Generally speaking, Gothic architecture emerged in France in the 12th Century. Compared to its predecessor, Romanesque architecture, which is heavy and characterized by small openings and simple curved arches, Gothic design emphasizes verticality and lightness with pointed arches and large expanses of glass. Gothic is reminiscent of a forest while Romanesque recalls a cave. Grace’s celestial ceiling, with more than a thousand stars, is seen through a canopy of wooden trusses and strapwork—a somewhat literal nod to the traditional woodland comparison. The eight-pointed star motif (in addition to the three-petaled lily and sprouting seed motif on the strapwork) was found in Pugin’s Ecclesiastical Ornament (1844). The number eight is sometimes revered as communicating new beginning or regeneration (for example, a week has seven days so the eighth day is a new beginning). When posited within celestial sky, it invites reflection upon life-after-death.
Medallions accent the spandrels like brightly colored rose windows, which, in the Gothic vocabulary, represent the order of the universe and the notion that we are but many tiny parts within the much larger whole. Medallions at Grace most closely emulate the rose window at St. Ouen in Rouen, France with its intricate lattice work and six-petaled form.

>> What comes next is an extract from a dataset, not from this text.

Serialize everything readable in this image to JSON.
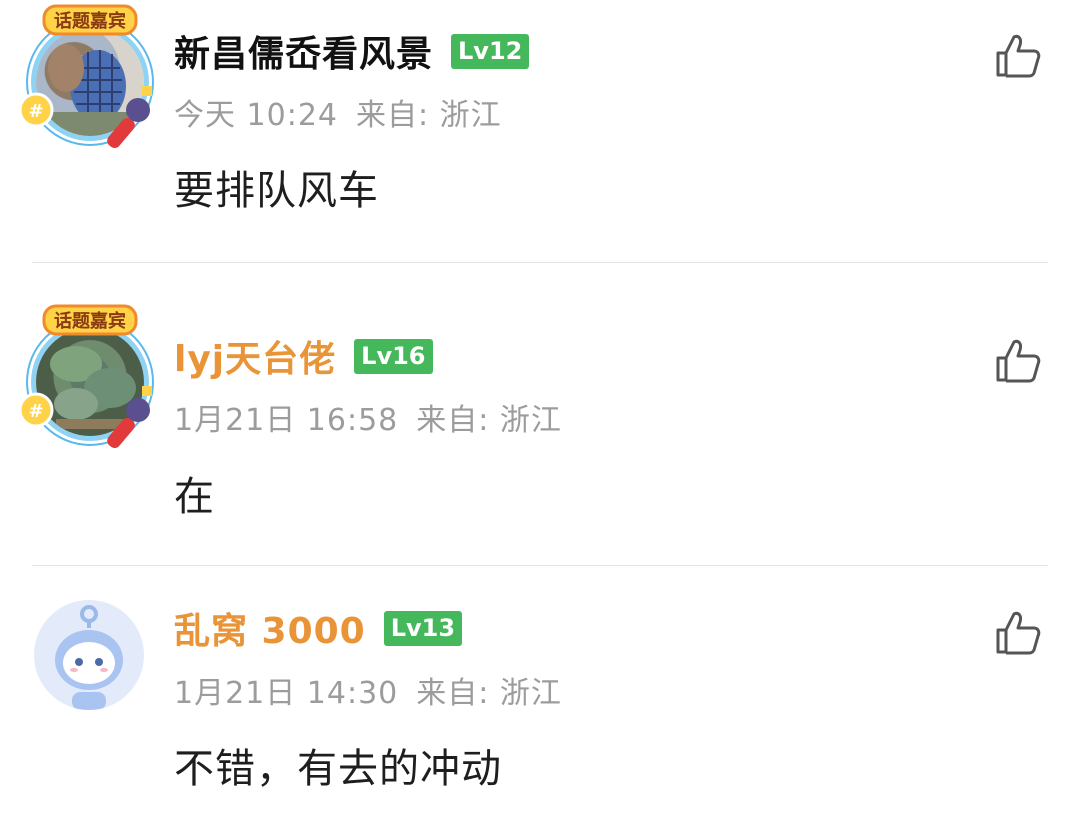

The numbers three and six are pronounced: six petals stem from three seeds; three trees unwind into six trees bisecting each petal, which in turn are decorated with three simple celestial forms. Three, in biblical numerology, represents the perfect union, the Holy Trinity, while the number six is the number of man (created on the sixth day). The interplay of three and six is a metaphorical depiction of the concept of church itself, where man gathers to praise the divine tri-union. The flower itself, derived from Pugin’s design of the American chrysosplenium flower represents spiritual growth, again harkening back to this enveloping idea of the church’s purpose.
The spandrel border is decorated with a repeating vine and floral pattern—an Old Testament symbol of abundance and a New Testament metaphor for Christ and the communion ritual. Intersecting foliate patterns are common in ecclesiastical design and the frieze is studded with Tudor roses, framed by an arcade with pendant cruciform leaves and pointed finials. A rose devoid of thorns is often symbolic of the Virgin Mary, because never having never sinned, she is referred to as “the rose without thorns.

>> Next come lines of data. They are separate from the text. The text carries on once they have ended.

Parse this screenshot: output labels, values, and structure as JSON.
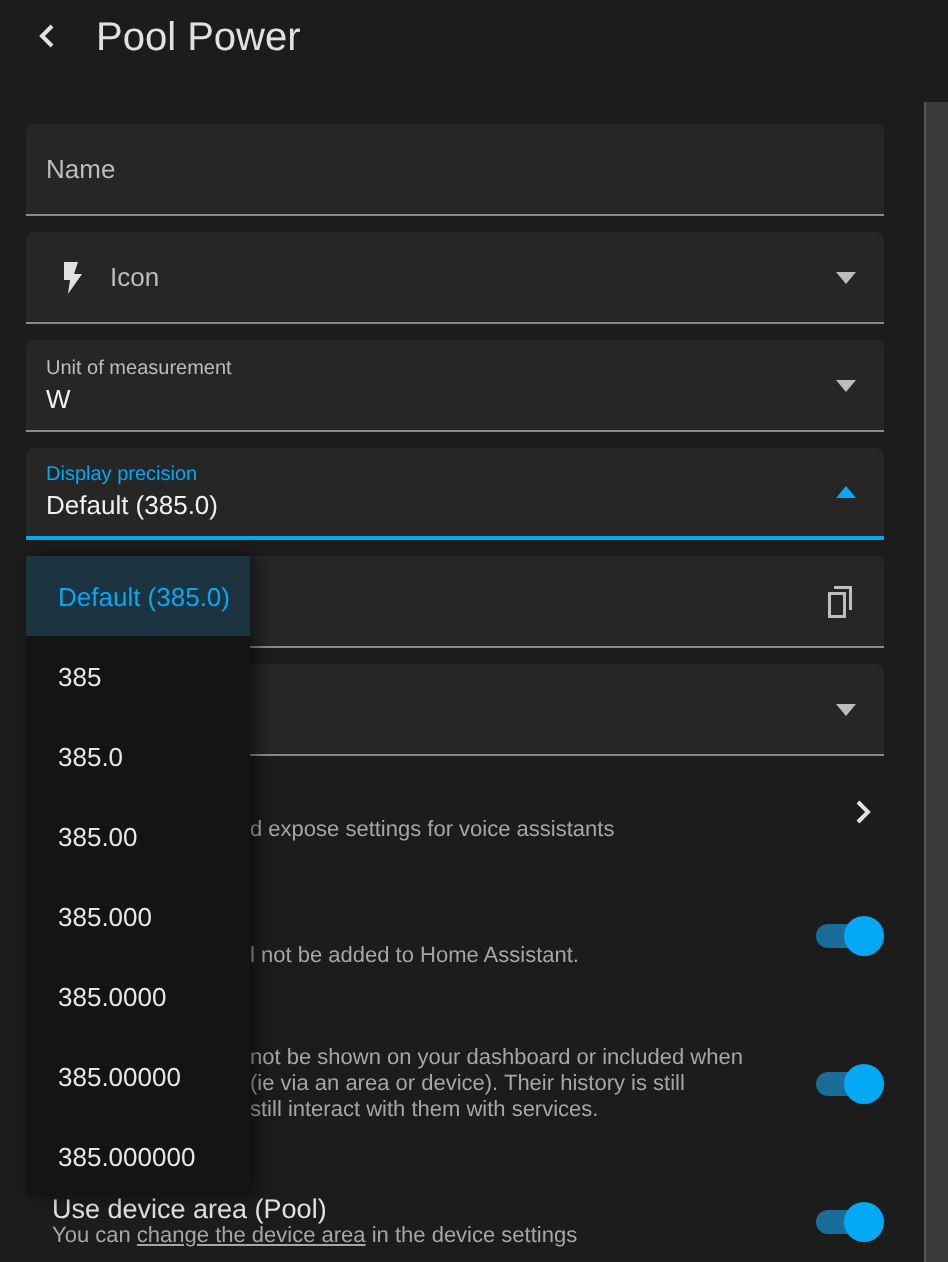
{
  "header": {
    "title": "Pool Power"
  },
  "fields": [
    {
      "kind": "text",
      "label": "Name"
    },
    {
      "kind": "icon-select",
      "label": "Icon"
    },
    {
      "kind": "select",
      "label": "Unit of measurement",
      "value": "W",
      "focused": false
    },
    {
      "kind": "select",
      "label": "Display precision",
      "value": "Default (385.0)",
      "focused": true
    },
    {
      "kind": "copy"
    },
    {
      "kind": "select"
    }
  ],
  "menu": {
    "items": [
      {
        "label": "Default (385.0)",
        "selected": true
      },
      {
        "label": "385",
        "selected": false
      },
      {
        "label": "385.0",
        "selected": false
      },
      {
        "label": "385.00",
        "selected": false
      },
      {
        "label": "385.000",
        "selected": false
      },
      {
        "label": "385.0000",
        "selected": false
      },
      {
        "label": "385.00000",
        "selected": false
      },
      {
        "label": "385.000000",
        "selected": false
      }
    ]
  },
  "settings": [
    {
      "kind": "link",
      "lines": [
        "d expose settings for voice assistants"
      ]
    },
    {
      "kind": "toggle",
      "on": true,
      "lines": [
        "l not be added to Home Assistant."
      ]
    },
    {
      "kind": "toggle",
      "on": true,
      "lines": [
        "not be shown on your dashboard or included when",
        "(ie via an area or device). Their history is still",
        "still interact with them with services."
      ]
    },
    {
      "kind": "toggle",
      "on": true,
      "title": "Use device area (Pool)",
      "before": "You can",
      "link": "change the device area",
      "after": "in the device settings"
    }
  ]
}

The trellis pattern on the walls features a pattern of sprouting seeds flowering into a Greek Cross symbolizing regeneration. The sprouting seed is directly from Pugin’s Glossary of Ecclesiastical Ornament. The seeds sprouting into crosses indicates new beginnings as the product of spiritual growth.
Iconography, unlike purely ornamental decoration, is meant to be timeless. Each visual element serves a purpose within the framework of the church. As individuals change and grow, their relationship to the images will, too.
At Grace, its stone foundation and wood skeleton keep it standing, but it is the imagery that signals its sacredness and reminds those who cross its threshold that they are part of a larger, timeless story.